*Try it*
What is the number of lines in the data holding the word "title"? Give that number by itself.

:::::

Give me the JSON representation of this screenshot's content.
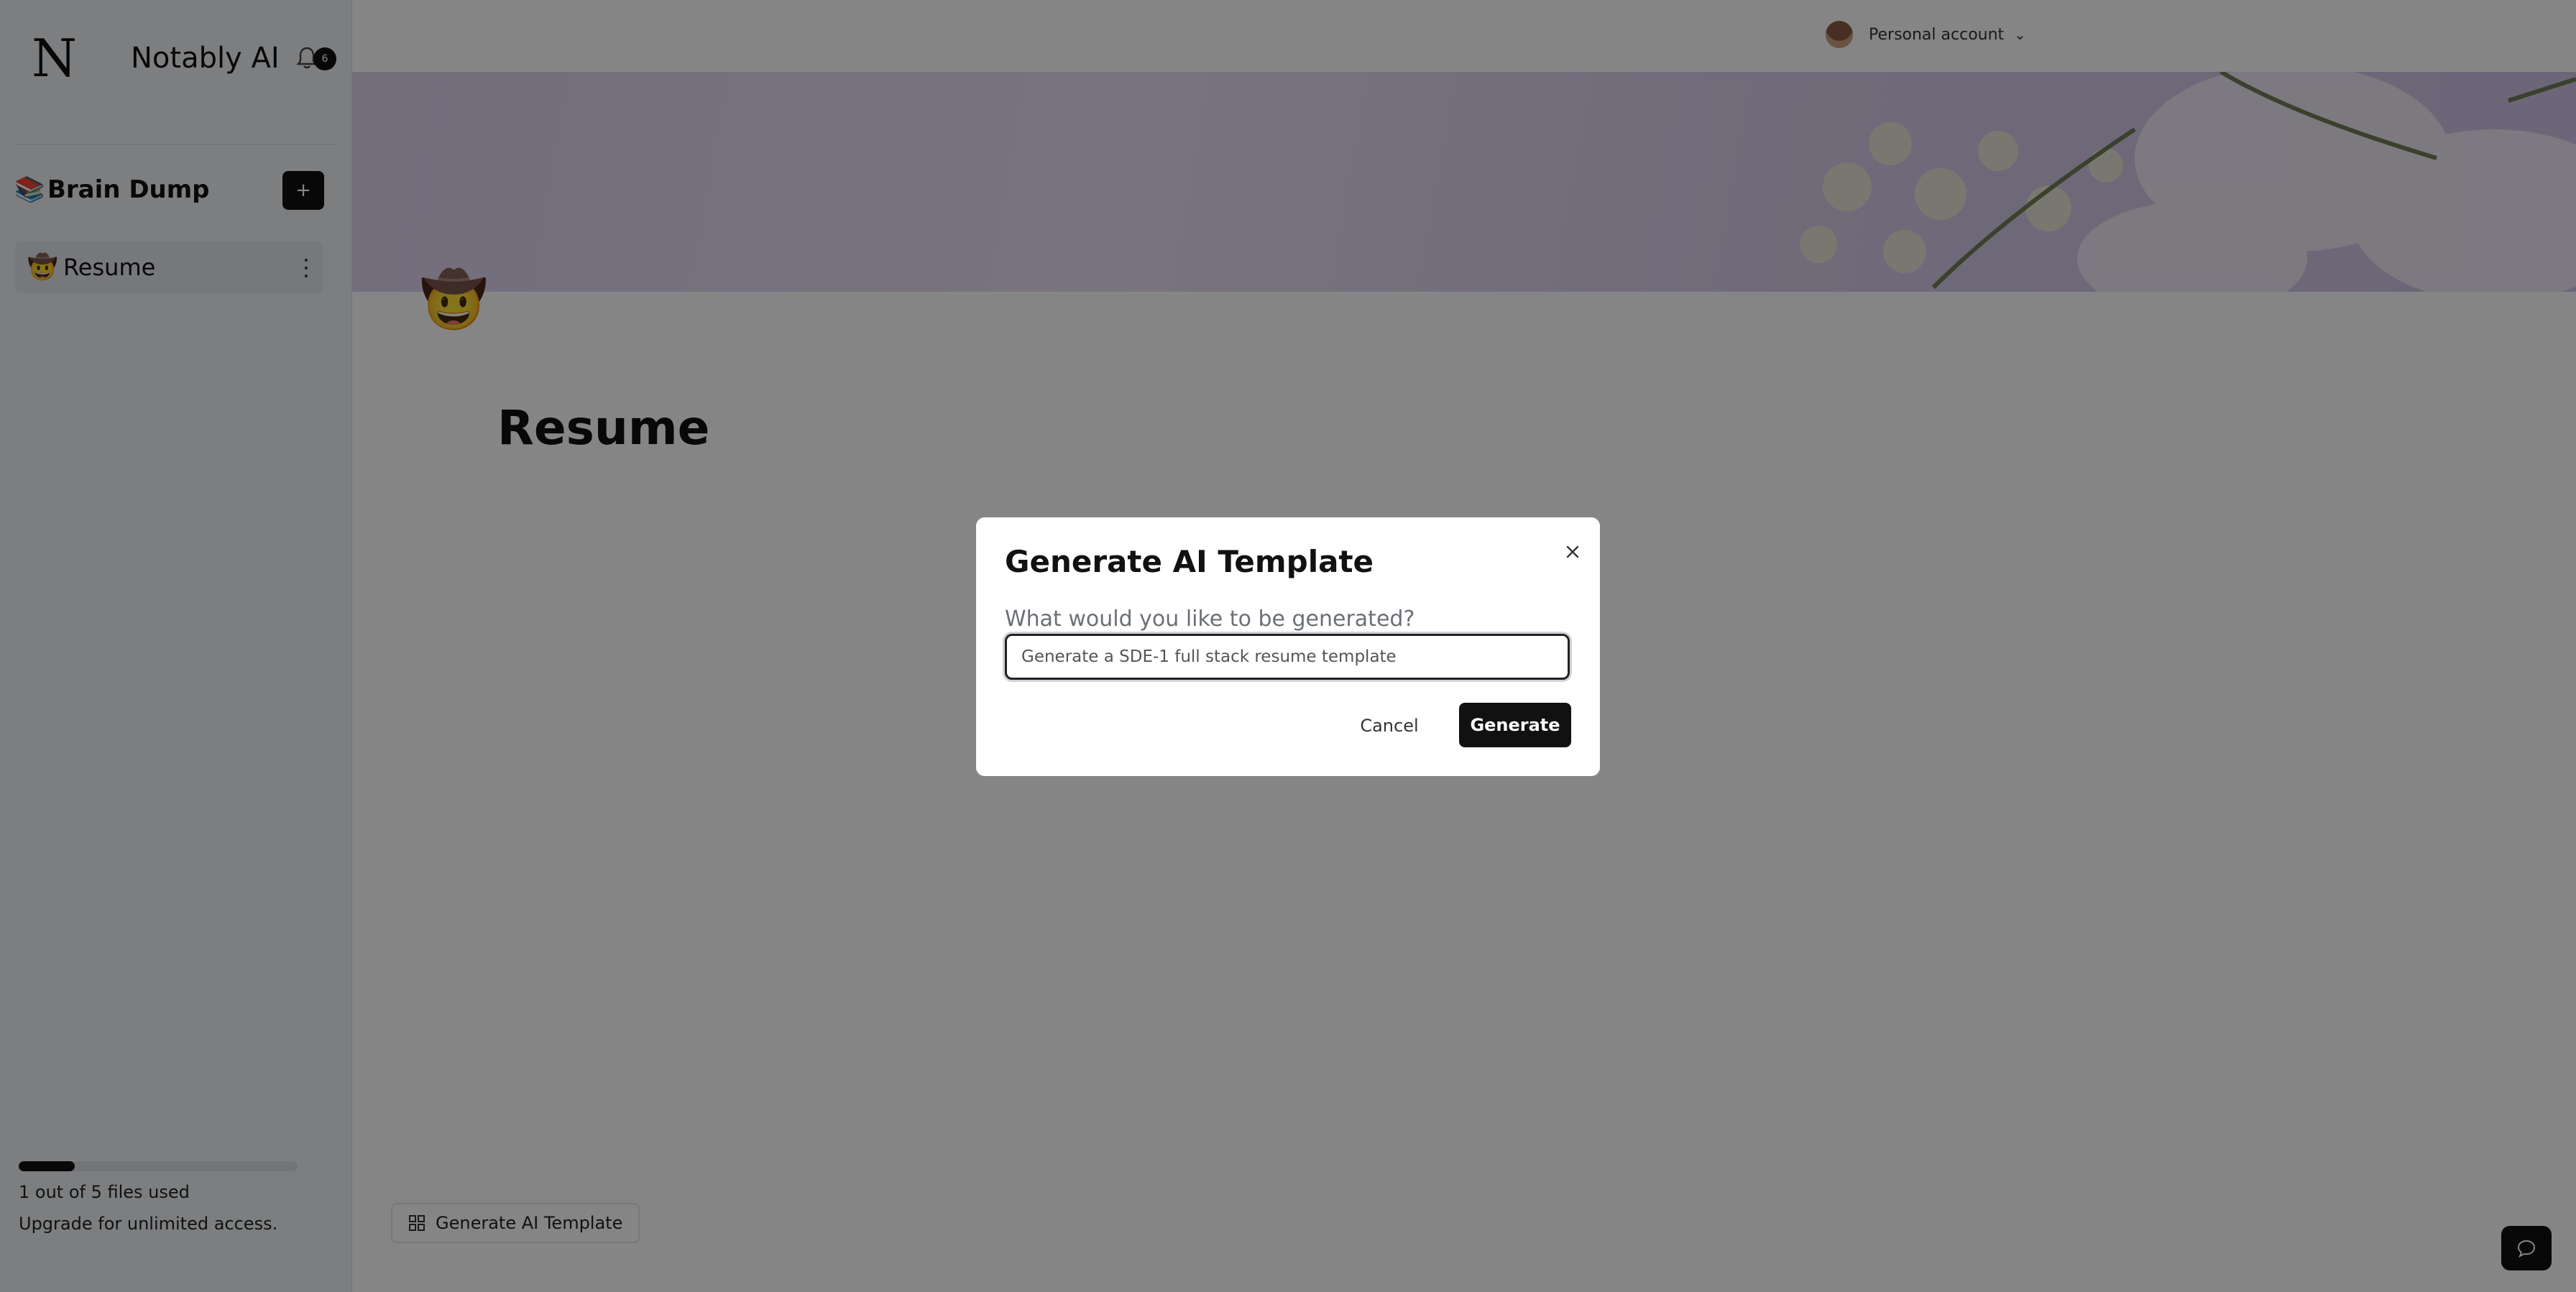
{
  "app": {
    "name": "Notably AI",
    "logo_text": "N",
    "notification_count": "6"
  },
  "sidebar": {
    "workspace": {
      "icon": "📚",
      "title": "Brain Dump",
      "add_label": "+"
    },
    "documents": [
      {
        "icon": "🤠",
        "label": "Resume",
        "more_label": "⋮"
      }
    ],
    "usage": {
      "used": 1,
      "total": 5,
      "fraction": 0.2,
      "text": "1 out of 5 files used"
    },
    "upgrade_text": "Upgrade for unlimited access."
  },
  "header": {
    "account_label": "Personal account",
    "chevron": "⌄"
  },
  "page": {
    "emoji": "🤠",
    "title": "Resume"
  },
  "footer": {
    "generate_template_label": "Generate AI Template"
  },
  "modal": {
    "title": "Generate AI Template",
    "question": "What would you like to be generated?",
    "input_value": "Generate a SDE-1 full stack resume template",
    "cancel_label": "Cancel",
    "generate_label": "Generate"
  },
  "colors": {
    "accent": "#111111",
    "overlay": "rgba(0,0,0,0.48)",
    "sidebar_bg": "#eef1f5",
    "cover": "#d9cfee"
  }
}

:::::

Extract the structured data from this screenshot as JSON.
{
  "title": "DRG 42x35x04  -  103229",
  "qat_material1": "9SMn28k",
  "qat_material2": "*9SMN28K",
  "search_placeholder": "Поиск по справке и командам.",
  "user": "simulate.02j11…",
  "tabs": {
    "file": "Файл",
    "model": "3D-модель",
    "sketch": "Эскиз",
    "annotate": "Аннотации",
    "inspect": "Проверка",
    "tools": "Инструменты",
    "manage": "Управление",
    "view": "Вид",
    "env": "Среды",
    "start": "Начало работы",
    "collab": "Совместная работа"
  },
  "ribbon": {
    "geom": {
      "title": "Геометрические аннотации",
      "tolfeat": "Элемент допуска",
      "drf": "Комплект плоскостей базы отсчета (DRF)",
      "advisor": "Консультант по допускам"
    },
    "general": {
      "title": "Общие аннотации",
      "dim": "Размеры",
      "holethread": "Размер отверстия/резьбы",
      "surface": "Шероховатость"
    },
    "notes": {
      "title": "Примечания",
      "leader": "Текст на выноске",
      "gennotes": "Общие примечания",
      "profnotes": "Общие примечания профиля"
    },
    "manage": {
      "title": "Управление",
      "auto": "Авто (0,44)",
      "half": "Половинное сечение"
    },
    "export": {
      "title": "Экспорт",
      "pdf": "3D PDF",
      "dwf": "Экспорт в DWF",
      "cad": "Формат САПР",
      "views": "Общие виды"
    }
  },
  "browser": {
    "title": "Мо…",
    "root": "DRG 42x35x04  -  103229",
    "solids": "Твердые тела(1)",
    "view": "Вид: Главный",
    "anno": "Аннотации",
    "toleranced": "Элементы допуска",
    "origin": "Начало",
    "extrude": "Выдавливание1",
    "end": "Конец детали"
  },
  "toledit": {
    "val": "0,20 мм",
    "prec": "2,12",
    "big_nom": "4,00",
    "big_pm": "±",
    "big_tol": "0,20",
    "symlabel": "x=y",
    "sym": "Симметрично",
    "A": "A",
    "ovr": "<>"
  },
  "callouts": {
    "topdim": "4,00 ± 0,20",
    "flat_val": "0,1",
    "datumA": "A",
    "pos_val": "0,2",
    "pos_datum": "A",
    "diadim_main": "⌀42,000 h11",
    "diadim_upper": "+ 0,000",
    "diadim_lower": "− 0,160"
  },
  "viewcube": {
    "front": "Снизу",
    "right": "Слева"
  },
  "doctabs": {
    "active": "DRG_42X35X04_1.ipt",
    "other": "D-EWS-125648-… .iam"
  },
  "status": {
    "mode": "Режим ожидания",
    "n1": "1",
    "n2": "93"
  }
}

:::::

*Answer box*
10